Stairs to the Summit: Musashi-Mitake Shrine

(Click here to start from Part 1 of this series on hiking Mount Mitake.) 

High atop Mount Mitake, northwest of Tokyo, Musashi-Mitake Shrine offers gorgeous views of Chichibu Tama-Kai National Park, home to a number of sacred peaks (including Mitake).

The entrance to the shrine looks much like many other Shintō holy places, with a purification fountain:

Purification Fountain Musashi Mitake Jinja

and a torii marking the formal entry to the sacred space:

Mitake Jinja Entrance

Carved stone lanterns (toro) and ceremonial stones flank the flight of steep stone stairs leading up to the shrine’s main gate.

Main Gate Musashi-Mitake Jinja

On the day I visited, cool breezes fluttered the flags beside the stairs. Although the clouds obscured my view of the other sacred mountains in the area, overcast days mean cooler temperatures for hiking, so I wasn’t disappointed.

I climbed the stairs, eagerly anticipating the sight of the guardian statues watching over the worship hall and sub-shrines built around the mountain’s peak. Most Shintō shrines (and many Buddhist temples) have guardian statues, but the ones on Mount Mitake are unique–and I couldn’t wait to see them.

I reached the top of the stairs, turned left . . . and discovered I hadn’t reached the top at all.

Musashi-Mitake Stairs

Yet another flight of stairs curled away up the mountain, this one even longer, higher, and steeper than the first. However, I noticed another torii ahead, half-hidden in the trees (you can see it in the photo above), and suspected the worship hall lay just beyond it.

Bypassing a stone bench with finials in the shape of owls, I kept on climbing.

Torii and Stairs

Unfortunately, when I reached the second torii, I realized my climb was just beginning.

At least ten more flights of stairs wound upward through the trees, past decorative benches, carved memorial stones and many, many red and blue flags.

Mitake Jinja Stairs
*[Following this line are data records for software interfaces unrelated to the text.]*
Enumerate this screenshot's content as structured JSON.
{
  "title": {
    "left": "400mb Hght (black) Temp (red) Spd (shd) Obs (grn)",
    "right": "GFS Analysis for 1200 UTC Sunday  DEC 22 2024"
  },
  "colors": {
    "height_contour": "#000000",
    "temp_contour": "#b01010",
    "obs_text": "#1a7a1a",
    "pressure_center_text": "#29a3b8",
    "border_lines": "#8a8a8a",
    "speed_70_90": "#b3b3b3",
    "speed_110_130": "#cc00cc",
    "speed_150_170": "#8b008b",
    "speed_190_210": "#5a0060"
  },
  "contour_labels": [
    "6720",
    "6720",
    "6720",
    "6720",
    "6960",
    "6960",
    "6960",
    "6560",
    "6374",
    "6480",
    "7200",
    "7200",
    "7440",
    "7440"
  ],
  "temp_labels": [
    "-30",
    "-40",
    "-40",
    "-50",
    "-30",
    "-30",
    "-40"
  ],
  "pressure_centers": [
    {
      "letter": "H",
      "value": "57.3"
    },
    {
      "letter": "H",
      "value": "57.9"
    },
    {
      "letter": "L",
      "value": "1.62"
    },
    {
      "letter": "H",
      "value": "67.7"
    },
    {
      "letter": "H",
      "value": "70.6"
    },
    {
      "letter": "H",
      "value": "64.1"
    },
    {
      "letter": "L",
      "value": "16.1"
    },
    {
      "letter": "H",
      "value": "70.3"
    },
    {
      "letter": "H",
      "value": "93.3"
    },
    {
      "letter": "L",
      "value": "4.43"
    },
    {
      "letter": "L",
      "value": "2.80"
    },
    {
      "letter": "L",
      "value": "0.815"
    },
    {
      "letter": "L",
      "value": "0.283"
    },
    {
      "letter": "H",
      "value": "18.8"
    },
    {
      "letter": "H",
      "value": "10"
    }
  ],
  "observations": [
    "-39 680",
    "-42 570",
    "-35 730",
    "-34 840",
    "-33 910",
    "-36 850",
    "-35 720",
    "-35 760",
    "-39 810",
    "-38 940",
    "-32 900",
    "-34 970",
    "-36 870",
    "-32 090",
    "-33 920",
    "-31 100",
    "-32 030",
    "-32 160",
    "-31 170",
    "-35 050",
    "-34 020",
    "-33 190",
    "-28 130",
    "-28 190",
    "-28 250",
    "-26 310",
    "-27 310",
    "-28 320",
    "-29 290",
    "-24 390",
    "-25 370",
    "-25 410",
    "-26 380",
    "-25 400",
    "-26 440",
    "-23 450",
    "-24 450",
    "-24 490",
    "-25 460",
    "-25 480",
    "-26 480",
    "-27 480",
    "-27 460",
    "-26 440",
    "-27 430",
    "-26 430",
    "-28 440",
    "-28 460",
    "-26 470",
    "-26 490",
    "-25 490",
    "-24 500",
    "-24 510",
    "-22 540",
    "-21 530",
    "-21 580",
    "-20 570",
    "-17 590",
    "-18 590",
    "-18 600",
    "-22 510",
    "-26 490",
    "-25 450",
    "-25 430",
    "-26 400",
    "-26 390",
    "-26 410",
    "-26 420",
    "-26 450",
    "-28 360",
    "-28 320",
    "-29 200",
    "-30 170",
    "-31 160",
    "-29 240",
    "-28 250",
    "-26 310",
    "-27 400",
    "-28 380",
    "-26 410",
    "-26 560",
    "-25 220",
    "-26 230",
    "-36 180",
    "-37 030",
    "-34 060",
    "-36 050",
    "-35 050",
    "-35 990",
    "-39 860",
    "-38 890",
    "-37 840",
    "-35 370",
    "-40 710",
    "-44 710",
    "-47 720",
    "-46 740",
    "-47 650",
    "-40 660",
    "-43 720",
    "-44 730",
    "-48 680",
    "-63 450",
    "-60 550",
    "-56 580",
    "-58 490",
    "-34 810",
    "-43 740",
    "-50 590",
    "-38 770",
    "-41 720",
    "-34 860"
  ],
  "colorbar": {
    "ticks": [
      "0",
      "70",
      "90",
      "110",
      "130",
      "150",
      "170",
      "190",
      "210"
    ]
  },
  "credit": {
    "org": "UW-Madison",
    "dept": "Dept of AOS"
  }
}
The breadth of the walkways suggest that thousands of visitors climb these stairs on festival days, though on the day I visited I saw only about a dozen others there. I’m not sure whether the stairs or the morning rain had scared them off (most likely the latter) but the mountain, and the temple, were silent enough for me to appreciate the singing of birds overhead and the gentle rustling of wind through the trees that lined the mountain’s upper slopes.

Just as I started pondering a rest on one of the nearby benches, I noticed buildings up ahead. I had almost reached the summit.

Rounding a corner, I looked up the final flight of stairs and saw the worship hall. Huzzah!

Musashi-Mitake Hondo

As promised, a pair of beautifully-carved guardian wolves stood watch on either side of the worship hall.

Wolf Guardian 2

Their snarls are meant to frighten evil spirits away from the shrine and the mountain–visitors with noble intentions have nothing to fear!

Wolf Guardian

According to legend, wolves led Prince Yamato Takeru back to safety after a mountain demon (in the form of a stag) led him astray on the slopes of Mount Mitake. Thereafter, he declared the wolves divine, and they have been the special guardians of the peak. (I recently wrote another article about the wolves for Murder is Everywhere.)

Behind the worship hall, a number of sub-shrines dot the summit, including an Inari shrine (one of over ten thousand Inari shrines in Japan) which also has guardian wolves in place of the usual foxes.

Mitake Jinja Inari Sub Shrine

I spent almost an hour at the summit, enjoying the (admittedly cloud-limited) views and wandering through the shrine. I also visited the treasure house, which holds a variety of important artifacts, including suits of armor, swords, and horses’ barding.

Mitake Jinja Treasure House

Videos inside the treasure house explain the history (and, in some cases, uses) of the various items on display. However, the videos and displays are all in Japanese (with no English translations), something visitors should know before paying the $5 admission fee. 

(There is no admission fee for the shrine itself, only for the treasure house, and then only if you choose to go inside.) 

Despite the clouds that obscured the supposedly fabulous views from the summit, I found Musashi-Mitake Jinja well worth an hour on the train and an hour’s walk from the cable car to the summit. While the stairs make access difficult for people with mobility issues, abundant benches along the way make it an easy climb, with places to rest in case you can’t manage all the stairs in a single go.

Have you ever visited a Japanese mountaintop shrine? If so, which one is your favorite? 

(Click here to continue the journey on Mount Mitake, with a visit to the Tengu’s Seat.)